## What is expected
How many lines of these entries hold the string "Proyectos"? Answer with the number alone.

--- Dataset excerpts ---

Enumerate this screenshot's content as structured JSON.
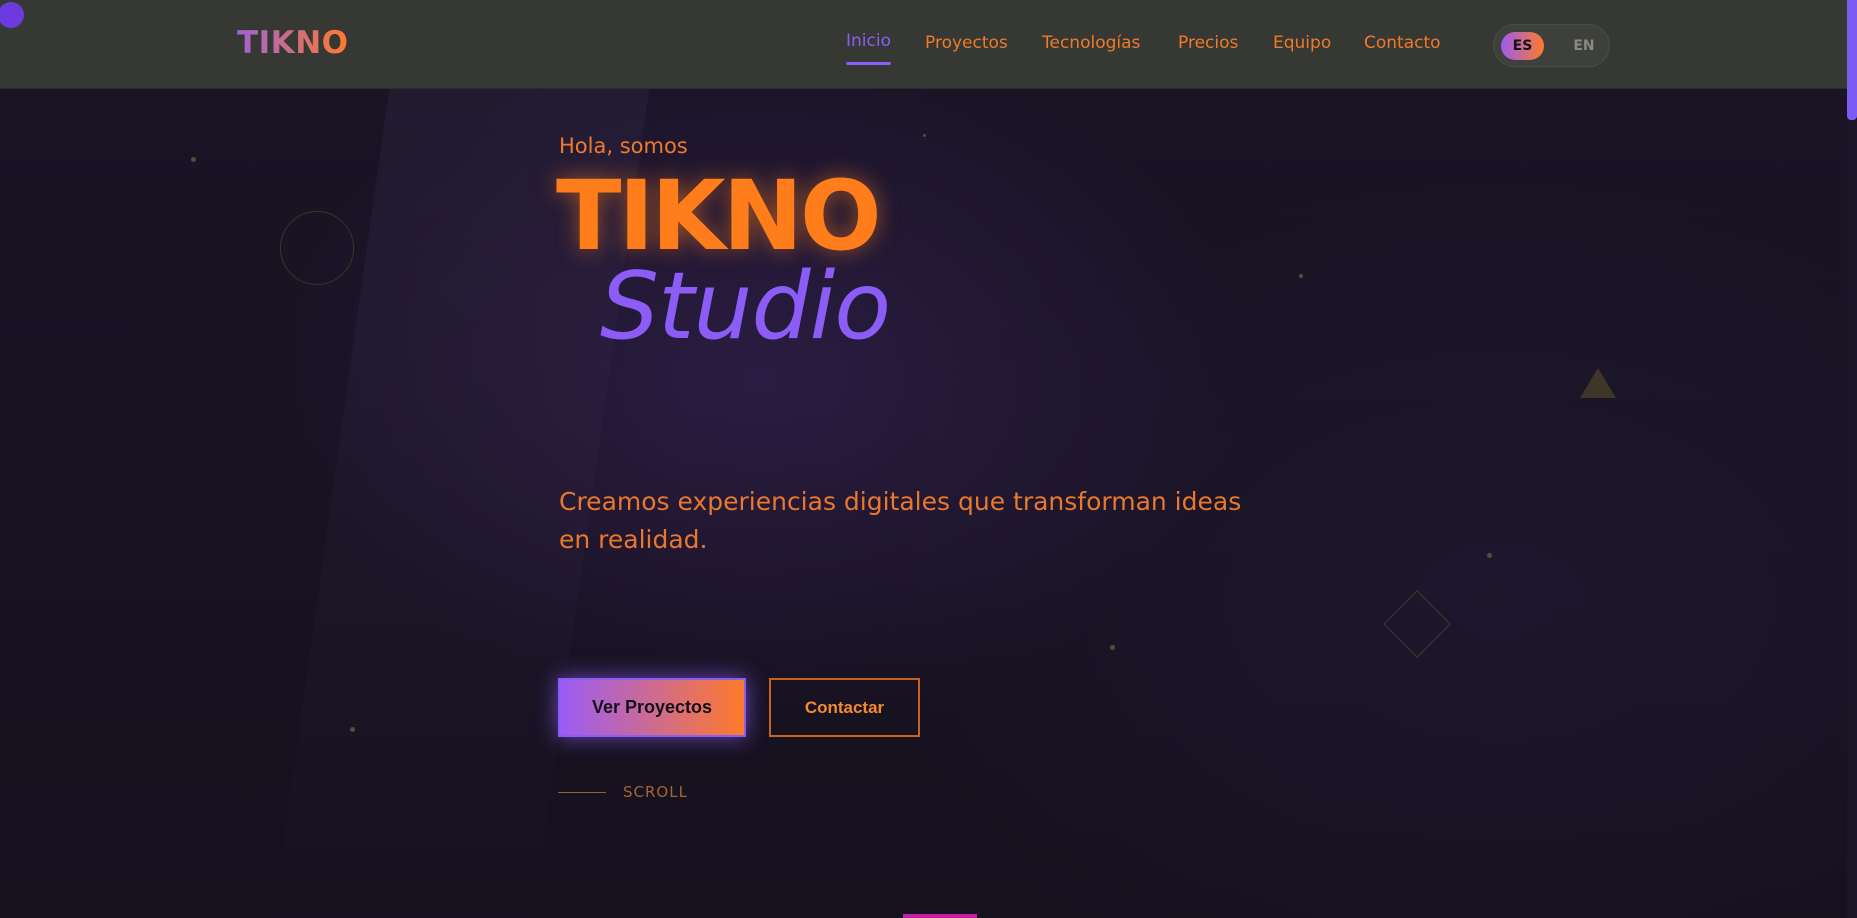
{
  "brand": {
    "logo": "TIKNO"
  },
  "nav": {
    "items": [
      {
        "label": "Inicio",
        "active": true
      },
      {
        "label": "Proyectos",
        "active": false
      },
      {
        "label": "Tecnologías",
        "active": false
      },
      {
        "label": "Precios",
        "active": false
      },
      {
        "label": "Equipo",
        "active": false
      },
      {
        "label": "Contacto",
        "active": false
      }
    ]
  },
  "language": {
    "options": [
      "ES",
      "EN"
    ],
    "selected": "ES"
  },
  "hero": {
    "greeting": "Hola, somos",
    "title": "TIKNO",
    "subtitle": "Studio",
    "tagline": "Creamos experiencias digitales que transforman ideas en realidad.",
    "primary_button": "Ver Proyectos",
    "secondary_button": "Contactar",
    "scroll_label": "SCROLL"
  },
  "colors": {
    "accent_orange": "#ff7d1a",
    "accent_purple": "#8b5cf6",
    "navbar_bg": "#363933",
    "page_bg": "#171222"
  }
}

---

## Exercise response
2